On the Calabasas High School website, you can find the school dress code under “Policies and Procedures.” This dress code is longer than the school policy on sexual harassment. It is concerning that CHS has more to say on policing the way students dress than they have to say on sexual misconduct. In reading the CHS dress code, you will see that it covers clothing that is unsafe, gang-related, printed with “vulgar words” or pictures and clothing that is “unduly revealing or attire which detracts in any way from the educational mission of the school is not permitted.”
The dress code defines “revealing” as many interpretations, including clothing that exposes “the chest, midriff, back or undergarments.” Yet, at the first pep rally of the year, a male student who was volunteering for a game took his shirt off. There was no interference from ASB or faculty members.
Incidents such as this are an example of the way schools enforce different standards for boys and girls. There are quite obvious double standards when the chest of a male student is less sexualized than that of a woman.
These dress codes often mirror victim-blaming and rape culture. There is a poster in the administration office at CHS that states “Why do we have a dress code.” The first point says “To promote self-respect.” These are just the kind of sentiments that are used against women to demean them for wearing “revealing clothing.” This is the kind of mindset that asks victims of sexual assault “What were you wearing?” By making modesty equal respectability, we are telling young girls that they only deserve respect if they are covered up.
The larger problem with this mindset is that it perpetuates the sexualization of teenage girls. The way school administrations enforce dress codes effectively amount to blaming teenage girls for any unwanted attention from other students. Girls are often told to cover up instead of boys being told not to stare.
Calabasas High School and other LVUSD schools should get rid of dress codes entirely. CHS should be a place for learning and a place for growth. By keeping sexist dress codes in place, administrators are teaching girls that they are the problem.
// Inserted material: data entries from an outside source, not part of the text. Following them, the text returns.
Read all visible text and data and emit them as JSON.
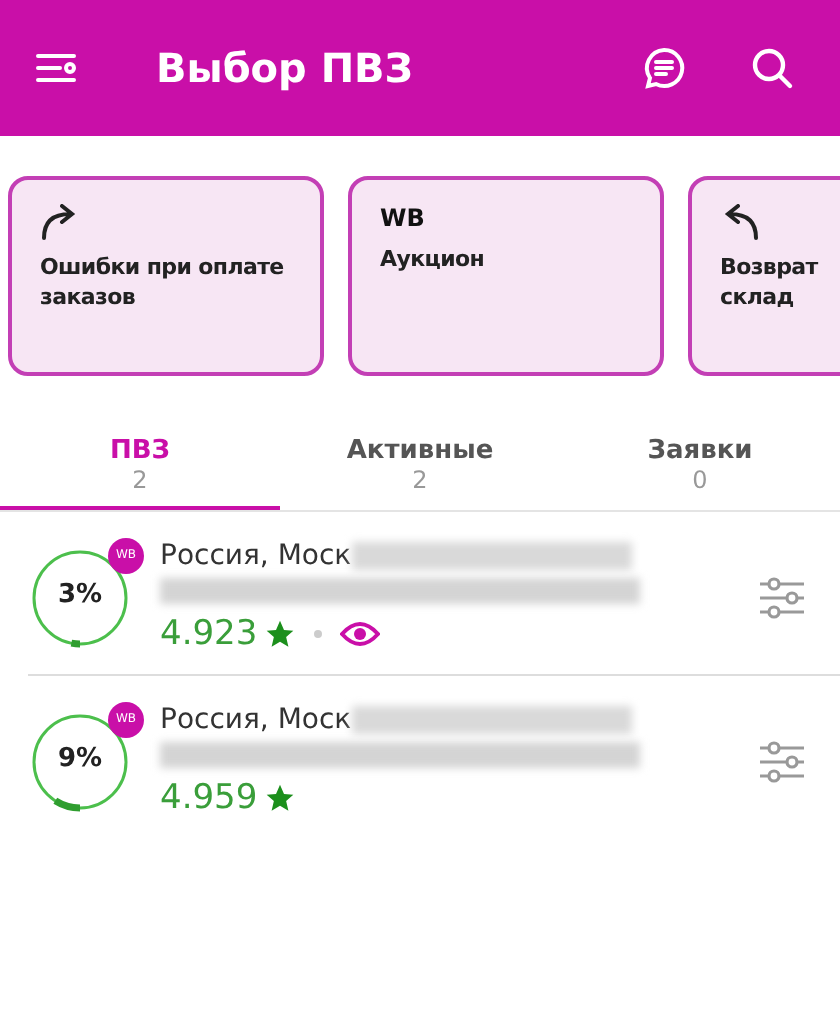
{
  "header": {
    "title": "Выбор ПВЗ"
  },
  "cards": [
    {
      "kind": "arrow-right",
      "label": "Ошибки при оплате заказов"
    },
    {
      "kind": "brand",
      "brand": "WB",
      "label": "Аукцион"
    },
    {
      "kind": "arrow-left",
      "label": "Возврат\nсклад"
    }
  ],
  "tabs": [
    {
      "label": "ПВЗ",
      "count": "2",
      "selected": true
    },
    {
      "label": "Активные",
      "count": "2",
      "selected": false
    },
    {
      "label": "Заявки",
      "count": "0",
      "selected": false
    }
  ],
  "points": [
    {
      "percent": "3%",
      "level": 0.03,
      "badge": "WB",
      "address": "Россия, Моск",
      "rating": "4.923",
      "viewed": true
    },
    {
      "percent": "9%",
      "level": 0.09,
      "badge": "WB",
      "address": "Россия, Моск",
      "rating": "4.959",
      "viewed": false
    }
  ]
}
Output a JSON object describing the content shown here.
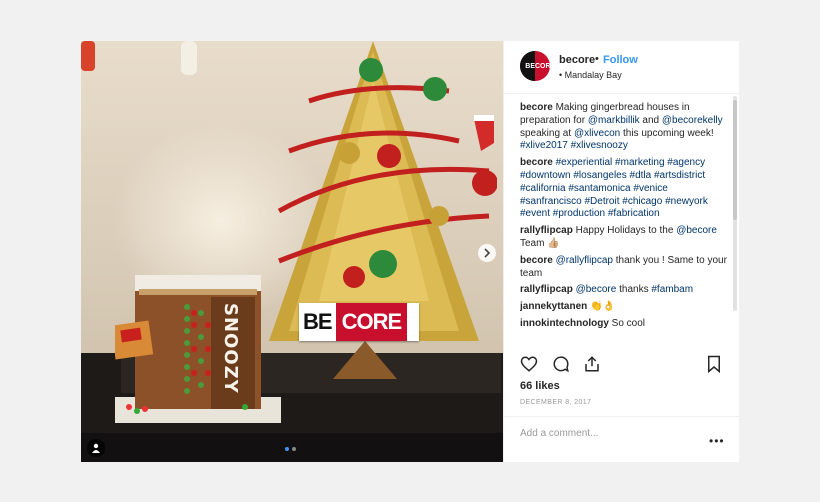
{
  "post": {
    "username": "becore",
    "bullet": "•",
    "follow_label": "Follow",
    "location": "Mandalay Bay",
    "avatar_left": "BE",
    "avatar_right": "CORE",
    "banner_left": "BE",
    "banner_right": "CORE",
    "house_sign": "SNOOZY"
  },
  "comments": [
    {
      "user": "becore",
      "segments": [
        {
          "t": "Making gingerbread houses in preparation for ",
          "link": false
        },
        {
          "t": "@markbillik",
          "link": true
        },
        {
          "t": " and ",
          "link": false
        },
        {
          "t": "@becorekelly",
          "link": true
        },
        {
          "t": " speaking at ",
          "link": false
        },
        {
          "t": "@xlivecon",
          "link": true
        },
        {
          "t": " this upcoming week! ",
          "link": false
        },
        {
          "t": "#xlive2017",
          "link": true
        },
        {
          "t": " ",
          "link": false
        },
        {
          "t": "#xlivesnoozy",
          "link": true
        }
      ]
    },
    {
      "user": "becore",
      "segments": [
        {
          "t": "#experiential #marketing #agency #downtown #losangeles #dtla #artsdistrict #california #santamonica #venice #sanfrancisco #Detroit #chicago #newyork #event #production #fabrication",
          "link": true
        }
      ]
    },
    {
      "user": "rallyflipcap",
      "segments": [
        {
          "t": "Happy Holidays to the ",
          "link": false
        },
        {
          "t": "@becore",
          "link": true
        },
        {
          "t": " Team 👍🏼",
          "link": false
        }
      ]
    },
    {
      "user": "becore",
      "segments": [
        {
          "t": "@rallyflipcap",
          "link": true
        },
        {
          "t": " thank you ! Same to your team",
          "link": false
        }
      ]
    },
    {
      "user": "rallyflipcap",
      "segments": [
        {
          "t": "@becore",
          "link": true
        },
        {
          "t": " thanks ",
          "link": false
        },
        {
          "t": "#fambam",
          "link": true
        }
      ]
    },
    {
      "user": "jannekyttanen",
      "segments": [
        {
          "t": "👏👌",
          "link": false
        }
      ]
    },
    {
      "user": "innokintechnology",
      "segments": [
        {
          "t": "So cool",
          "link": false
        }
      ]
    }
  ],
  "stats": {
    "likes": "66 likes",
    "date": "DECEMBER 8, 2017"
  },
  "add_comment": {
    "placeholder": "Add a comment...",
    "more": "•••"
  },
  "icons": {
    "like": "heart-icon",
    "comment": "comment-icon",
    "share": "share-icon",
    "save": "bookmark-icon",
    "next": "chevron-right-icon",
    "tag": "user-tag-icon"
  },
  "colors": {
    "brand_red": "#c8102e",
    "link_blue": "#003569",
    "follow_blue": "#3897f0"
  }
}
Dress codes ingrain sexist, victim-blaming rhetoric into the minds of students and teach girls to blame themselves for sexual harassment and assault. Removing the dress code would be a step in the right direction.